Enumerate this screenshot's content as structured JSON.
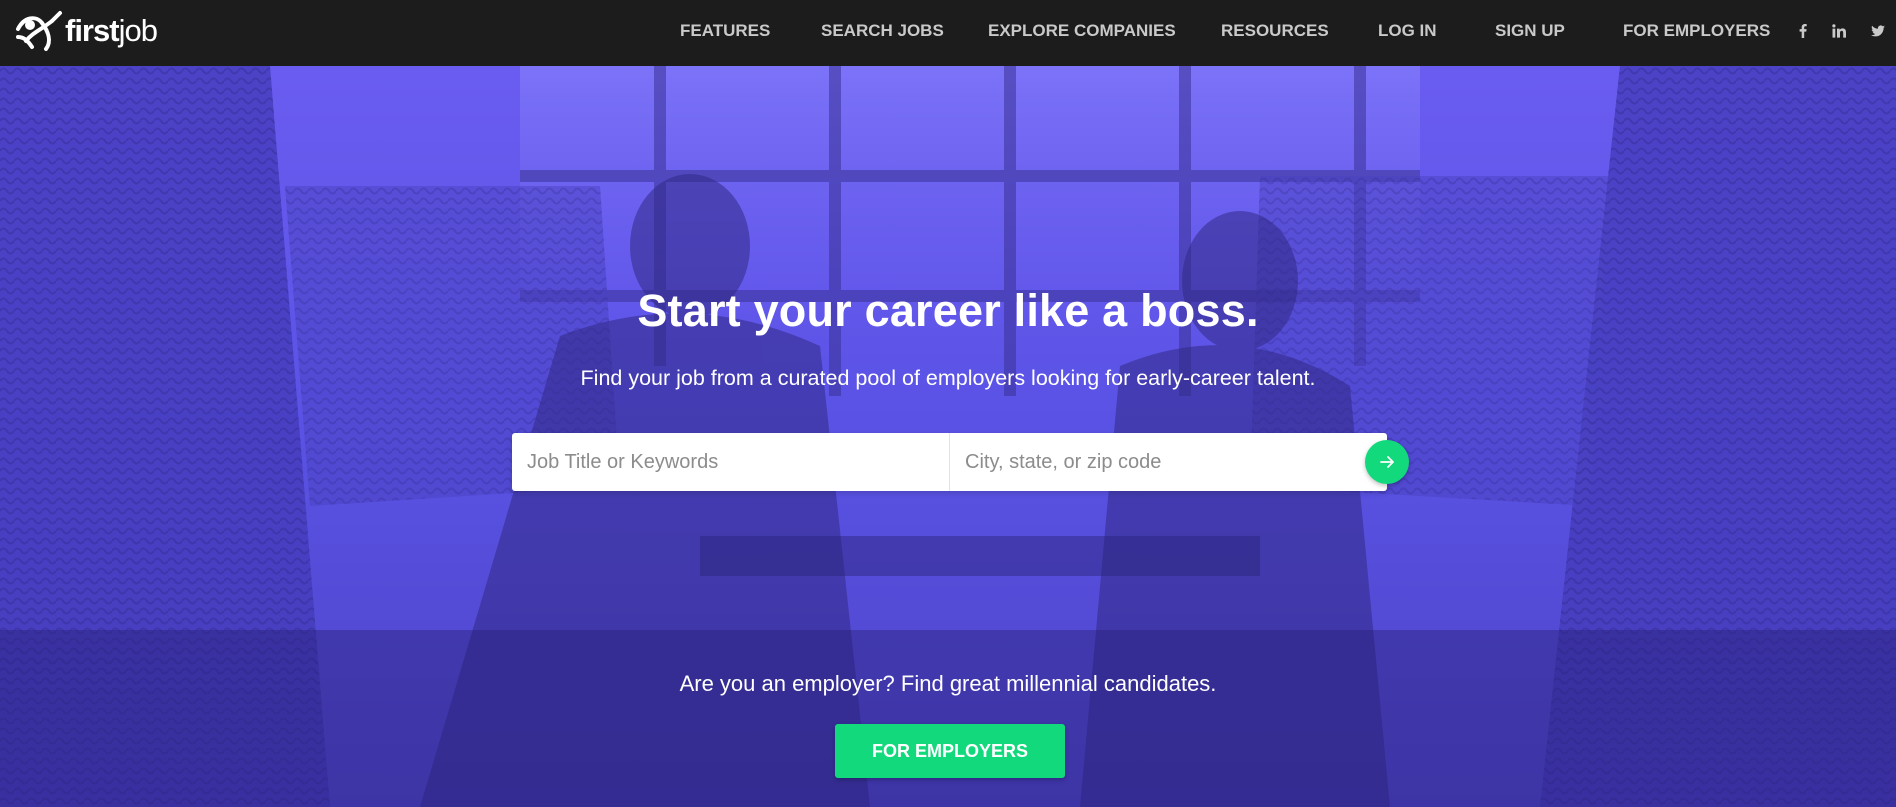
{
  "brand": {
    "logo_bold": "first",
    "logo_light": "job"
  },
  "nav": {
    "items": [
      {
        "label": "FEATURES"
      },
      {
        "label": "SEARCH JOBS"
      },
      {
        "label": "EXPLORE COMPANIES"
      },
      {
        "label": "RESOURCES"
      },
      {
        "label": "LOG IN"
      },
      {
        "label": "SIGN UP"
      },
      {
        "label": "FOR EMPLOYERS"
      }
    ],
    "social": [
      "facebook-icon",
      "linkedin-icon",
      "twitter-icon"
    ]
  },
  "hero": {
    "title": "Start your career like a boss.",
    "subtitle": "Find your job from a curated pool of employers looking for early-career talent.",
    "search": {
      "keywords_placeholder": "Job Title or Keywords",
      "location_placeholder": "City, state, or zip code",
      "submit_icon": "arrow-right-icon"
    }
  },
  "employer_band": {
    "text": "Are you an employer? Find great millennial candidates.",
    "button_label": "FOR EMPLOYERS"
  },
  "colors": {
    "nav_bg": "#1c1c1c",
    "nav_text": "#c9c9c9",
    "hero_tint": "#5b53e6",
    "accent_green": "#12d97c"
  }
}
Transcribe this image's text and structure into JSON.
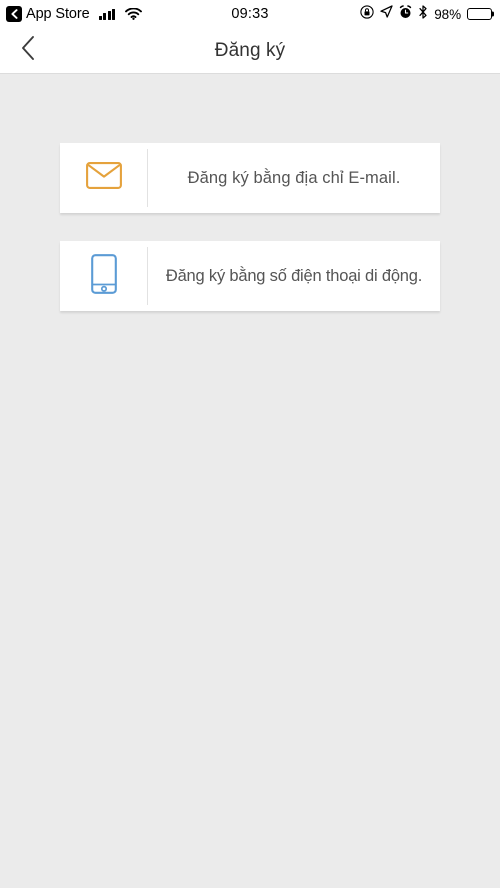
{
  "status_bar": {
    "back_app_label": "App Store",
    "back_icon": "chevron-left-icon",
    "signal_icon": "cellular-signal-icon",
    "wifi_icon": "wifi-icon",
    "time": "09:33",
    "right_icons": [
      "rotation-lock-icon",
      "location-arrow-icon",
      "alarm-clock-icon",
      "bluetooth-icon"
    ],
    "battery_percent": "98%",
    "battery_icon": "battery-icon"
  },
  "nav_bar": {
    "back_icon": "chevron-left-icon",
    "title": "Đăng ký"
  },
  "options": [
    {
      "icon": "envelope-icon",
      "icon_color": "#E5A23C",
      "label": "Đăng ký bằng địa chỉ E-mail."
    },
    {
      "icon": "mobile-phone-icon",
      "icon_color": "#5B9BD5",
      "label": "Đăng ký bằng số điện thoại di động."
    }
  ],
  "colors": {
    "background": "#EBEBEB",
    "card_background": "#FFFFFF",
    "text": "#555555",
    "title": "#333333",
    "accent_orange": "#E5A23C",
    "accent_blue": "#5B9BD5"
  }
}
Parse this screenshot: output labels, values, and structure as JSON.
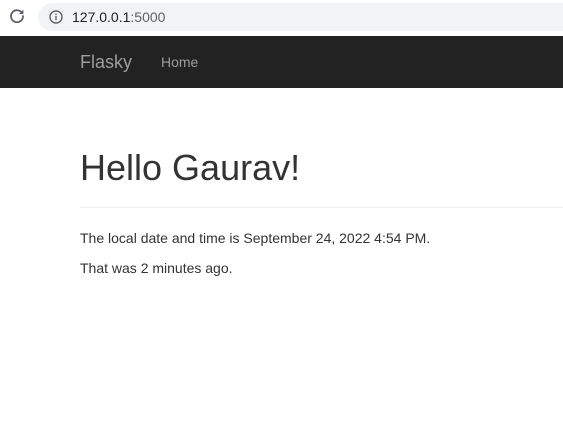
{
  "browser": {
    "url_host": "127.0.0.1",
    "url_port": ":5000",
    "icons": [
      "reload-icon",
      "info-icon"
    ]
  },
  "navbar": {
    "brand": "Flasky",
    "links": [
      {
        "label": "Home"
      }
    ]
  },
  "main": {
    "heading": "Hello Gaurav!",
    "local_time_text": "The local date and time is September 24, 2022 4:54 PM.",
    "relative_time_text": "That was 2 minutes ago."
  },
  "colors": {
    "navbar_bg": "#222222",
    "navbar_text": "#9d9d9d",
    "address_bar_bg": "#f1f3f4",
    "text": "#333333"
  }
}
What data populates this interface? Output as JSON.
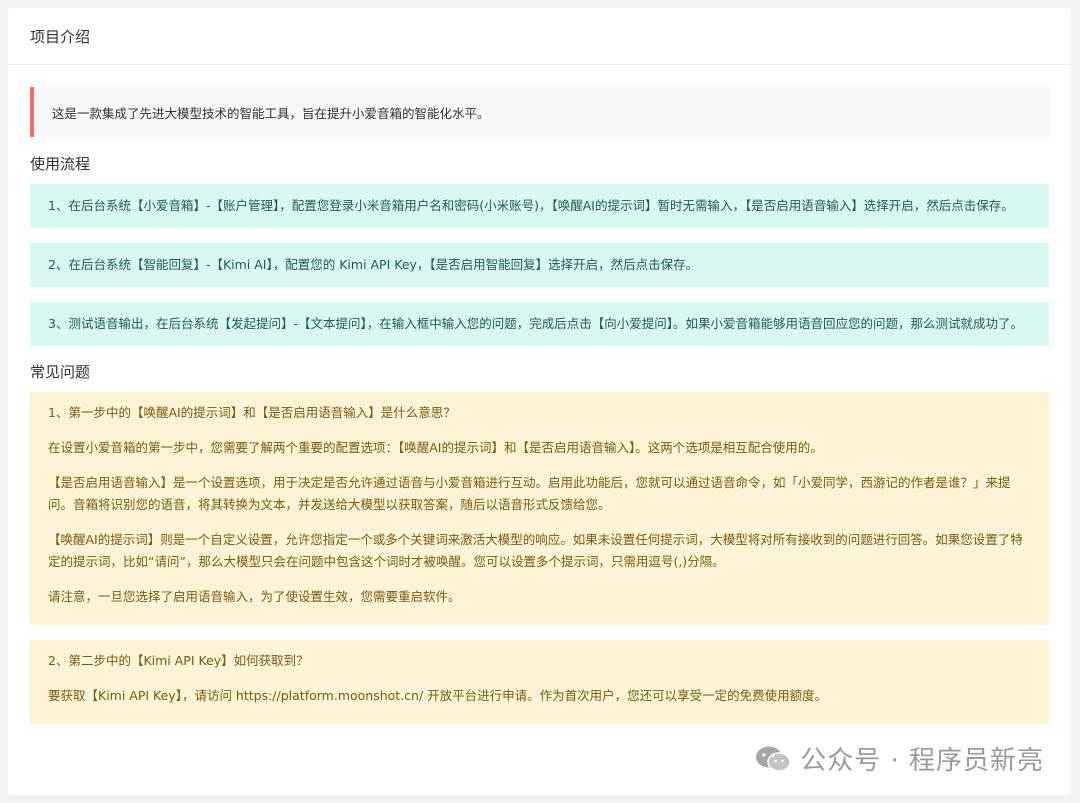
{
  "header": {
    "title": "项目介绍"
  },
  "intro": {
    "text": "这是一款集成了先进大模型技术的智能工具，旨在提升小爱音箱的智能化水平。"
  },
  "usage": {
    "title": "使用流程",
    "steps": [
      "1、在后台系统【小爱音箱】-【账户管理】，配置您登录小米音箱用户名和密码(小米账号)，【唤醒AI的提示词】暂时无需输入，【是否启用语音输入】选择开启，然后点击保存。",
      "2、在后台系统【智能回复】-【Kimi AI】，配置您的 Kimi API Key，【是否启用智能回复】选择开启，然后点击保存。",
      "3、测试语音输出，在后台系统【发起提问】-【文本提问】，在输入框中输入您的问题，完成后点击【向小爱提问】。如果小爱音箱能够用语音回应您的问题，那么测试就成功了。"
    ]
  },
  "faq": {
    "title": "常见问题",
    "items": [
      {
        "question": "1、第一步中的【唤醒AI的提示词】和【是否启用语音输入】是什么意思？",
        "paragraphs": [
          "在设置小爱音箱的第一步中，您需要了解两个重要的配置选项：【唤醒AI的提示词】和【是否启用语音输入】。这两个选项是相互配合使用的。",
          "【是否启用语音输入】是一个设置选项，用于决定是否允许通过语音与小爱音箱进行互动。启用此功能后，您就可以通过语音命令，如「小爱同学，西游记的作者是谁？」来提问。音箱将识别您的语音，将其转换为文本，并发送给大模型以获取答案，随后以语音形式反馈给您。",
          "【唤醒AI的提示词】则是一个自定义设置，允许您指定一个或多个关键词来激活大模型的响应。如果未设置任何提示词，大模型将对所有接收到的问题进行回答。如果您设置了特定的提示词，比如“请问”，那么大模型只会在问题中包含这个词时才被唤醒。您可以设置多个提示词，只需用逗号(,)分隔。",
          "请注意，一旦您选择了启用语音输入，为了使设置生效，您需要重启软件。"
        ]
      },
      {
        "question": "2、第二步中的【Kimi API Key】如何获取到？",
        "paragraphs": [
          "要获取【Kimi API Key】，请访问 https://platform.moonshot.cn/ 开放平台进行申请。作为首次用户，您还可以享受一定的免费使用额度。"
        ]
      }
    ]
  },
  "watermark": {
    "icon": "wechat-icon",
    "text": "公众号 · 程序员新亮"
  },
  "colors": {
    "step_bg": "#d9f7f3",
    "step_text": "#1f5c55",
    "faq_bg": "#fdf3d6",
    "faq_text": "#7a5a10",
    "intro_border": "#f56c6c"
  }
}
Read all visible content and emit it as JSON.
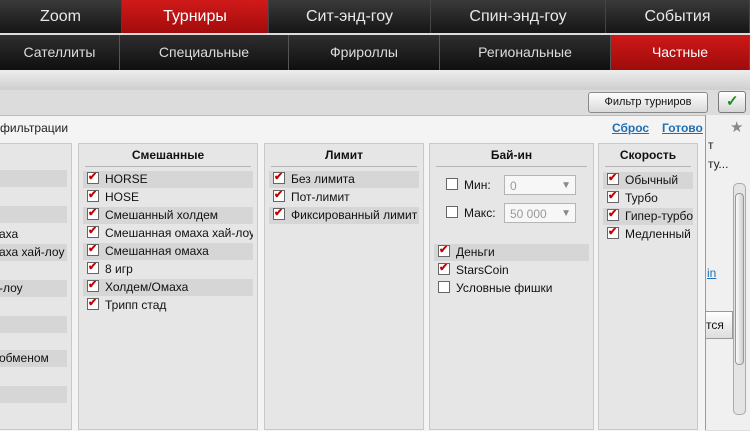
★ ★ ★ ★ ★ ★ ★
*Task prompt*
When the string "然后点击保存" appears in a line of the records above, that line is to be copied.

*Your solution*
      "1、在后台系统【小爱音箱】-【账户管理】，配置您登录小米音箱用户名和密码(小米账号)，【唤醒AI的提示词】暂时无需输入，【是否启用语音输入】选择开启，然后点击保存。",
      "2、在后台系统【智能回复】-【Kimi AI】，配置您的 Kimi API Key，【是否启用智能回复】选择开启，然后点击保存。",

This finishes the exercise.